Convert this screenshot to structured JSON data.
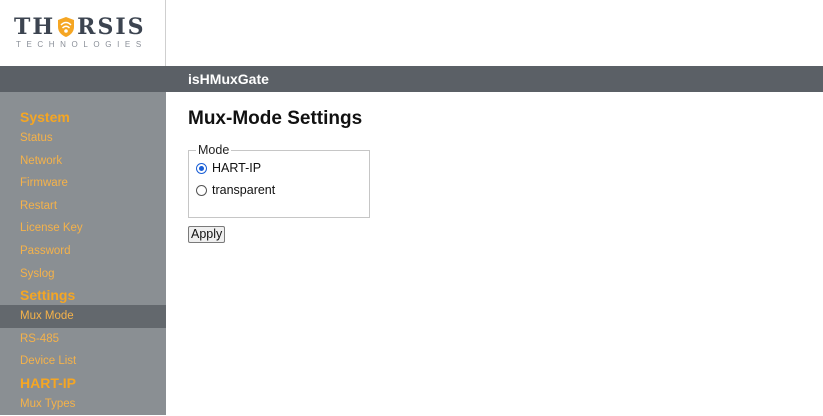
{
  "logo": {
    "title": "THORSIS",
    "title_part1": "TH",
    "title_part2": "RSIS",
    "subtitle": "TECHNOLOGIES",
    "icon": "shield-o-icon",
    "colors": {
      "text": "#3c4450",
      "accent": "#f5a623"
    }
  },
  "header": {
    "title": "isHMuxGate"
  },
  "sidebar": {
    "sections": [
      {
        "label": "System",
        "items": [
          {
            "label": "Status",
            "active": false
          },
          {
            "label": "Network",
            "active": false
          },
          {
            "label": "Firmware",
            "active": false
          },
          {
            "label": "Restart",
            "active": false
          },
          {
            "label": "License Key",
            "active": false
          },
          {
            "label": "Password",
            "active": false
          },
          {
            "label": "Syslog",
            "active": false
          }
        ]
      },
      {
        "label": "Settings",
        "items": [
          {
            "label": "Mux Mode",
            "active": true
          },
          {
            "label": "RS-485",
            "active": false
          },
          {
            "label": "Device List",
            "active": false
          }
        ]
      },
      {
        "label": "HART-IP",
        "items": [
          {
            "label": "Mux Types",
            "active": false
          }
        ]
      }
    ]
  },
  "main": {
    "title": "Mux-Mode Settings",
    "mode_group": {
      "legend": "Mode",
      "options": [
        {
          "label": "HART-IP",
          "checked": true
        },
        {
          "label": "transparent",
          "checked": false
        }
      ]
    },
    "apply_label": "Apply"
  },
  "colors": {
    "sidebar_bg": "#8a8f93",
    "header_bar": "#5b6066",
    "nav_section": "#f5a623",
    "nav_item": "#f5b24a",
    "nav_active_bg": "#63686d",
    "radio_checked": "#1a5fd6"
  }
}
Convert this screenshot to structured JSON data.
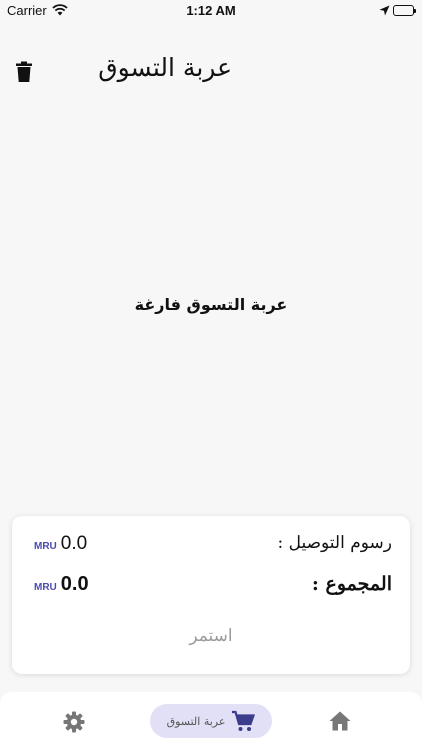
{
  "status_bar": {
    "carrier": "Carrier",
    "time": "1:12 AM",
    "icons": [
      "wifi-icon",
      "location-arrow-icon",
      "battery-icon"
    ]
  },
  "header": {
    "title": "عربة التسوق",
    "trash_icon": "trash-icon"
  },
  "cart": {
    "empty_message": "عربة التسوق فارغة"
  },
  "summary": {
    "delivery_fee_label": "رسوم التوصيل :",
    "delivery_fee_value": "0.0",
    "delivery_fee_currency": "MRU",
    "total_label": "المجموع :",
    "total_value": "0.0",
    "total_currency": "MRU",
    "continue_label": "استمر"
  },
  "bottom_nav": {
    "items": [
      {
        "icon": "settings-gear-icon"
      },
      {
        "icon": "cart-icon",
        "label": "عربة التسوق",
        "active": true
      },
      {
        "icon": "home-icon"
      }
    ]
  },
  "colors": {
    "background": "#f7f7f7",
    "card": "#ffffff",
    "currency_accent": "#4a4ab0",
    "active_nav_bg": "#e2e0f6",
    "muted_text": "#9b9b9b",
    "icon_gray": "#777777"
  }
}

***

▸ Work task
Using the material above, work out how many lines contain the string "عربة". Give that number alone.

▸ Response for this exercise
3